You’d have to be living under a rock not to have heard of the new National Anthem video featuring hearing and speech impaired children. A tear-jerking concept, probably India’s first silent representation of the Anthem, features the children signing the words in tandem with the melody. People in cinema halls remain standing long after the final bars are played, and often erupt into resounding applause.
And while compliments have been pouring in for the team behind the concept, few know that it almost didn’t happen. According to the ad film’s director, Amit Sharma of Chrome Pictures, the Censor Board played truant while giving the film the go-ahead. “I was told that the Censor Board had given us the censor certificate, but then cancelled it. The reason they gave was that while Jana Gana Mana… is being played, how could children move their hands?”
Obviously shocked, Sharma appealed to the board, which then directed him to the Home Ministry. “I said their objection made no sense. How else were these kids supposed to sing the Anthem? What about videos where singers like Lata Mangeshkar and Asha Bhosle are also moving?”
Luckily for Sharma, his pleas were heard and the film was passed. Bobby Pawar, chief creative officer, Mudra Group, the team who created the concept for Big Cinemas, confirms the events: “I believe someone on the Censor Board had that objection. But what matters is that in the end, the right decision prevailed. The board is an important body which has to do its due diligence, especially keeping in mind the sanctity of the National Anthem.”

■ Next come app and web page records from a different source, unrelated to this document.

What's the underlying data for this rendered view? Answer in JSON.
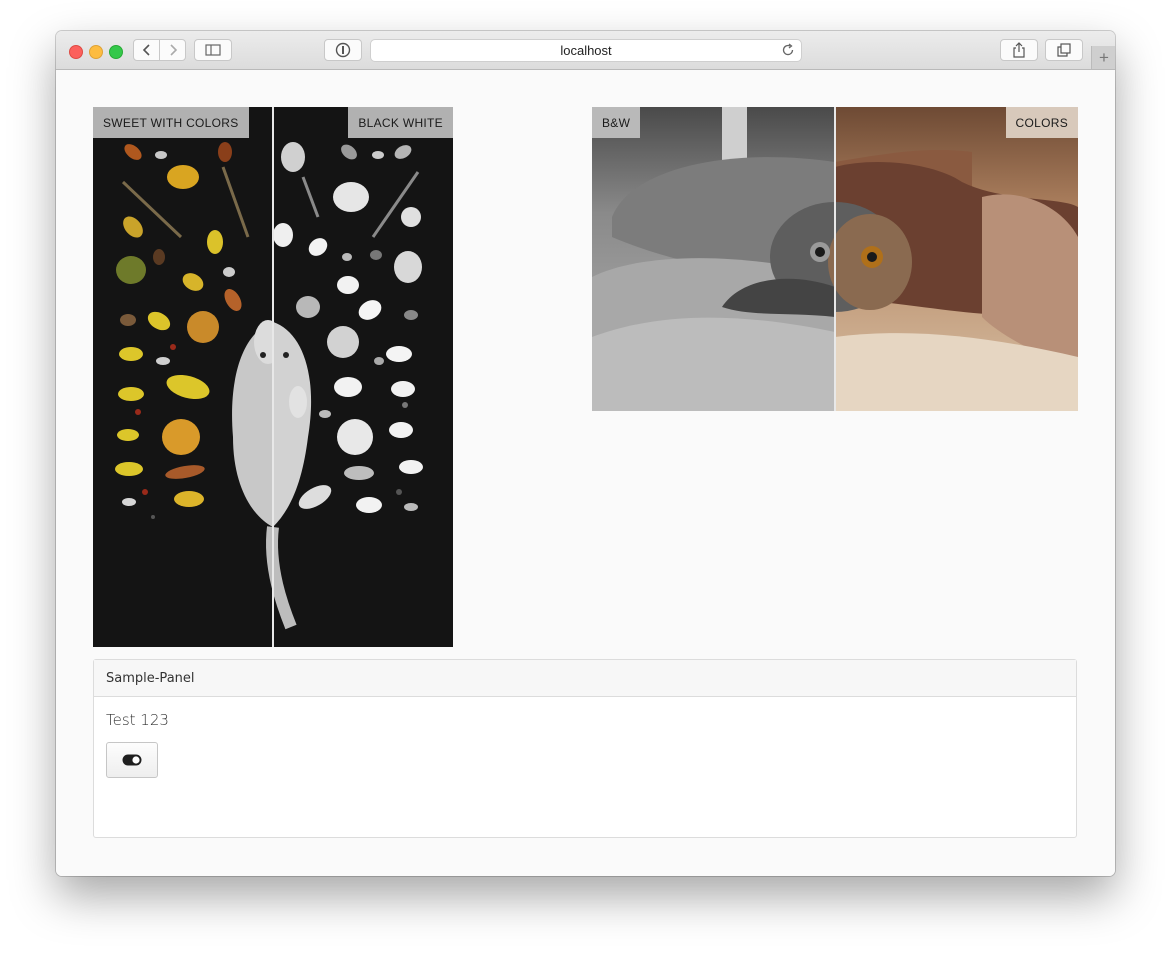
{
  "browser": {
    "url": "localhost"
  },
  "comparisons": [
    {
      "left_label": "SWEET WITH COLORS",
      "right_label": "BLACK WHITE",
      "divider_position": 0.5
    },
    {
      "left_label": "B&W",
      "right_label": "COLORS",
      "divider_position": 0.5
    }
  ],
  "panel": {
    "title": "Sample-Panel",
    "body_text": "Test 123",
    "button_icon": "toggle-icon"
  }
}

Controversy aside, Sharma maintains that the result has been more than satisfying. “I was apprehensive while shooting it, because as an Indian, I would have felt bad if someone were to mess up the National Anthem. But when I saw the joy and excitement of these kids, it really pushed me to do my best. This video is a celebration of their spirit.”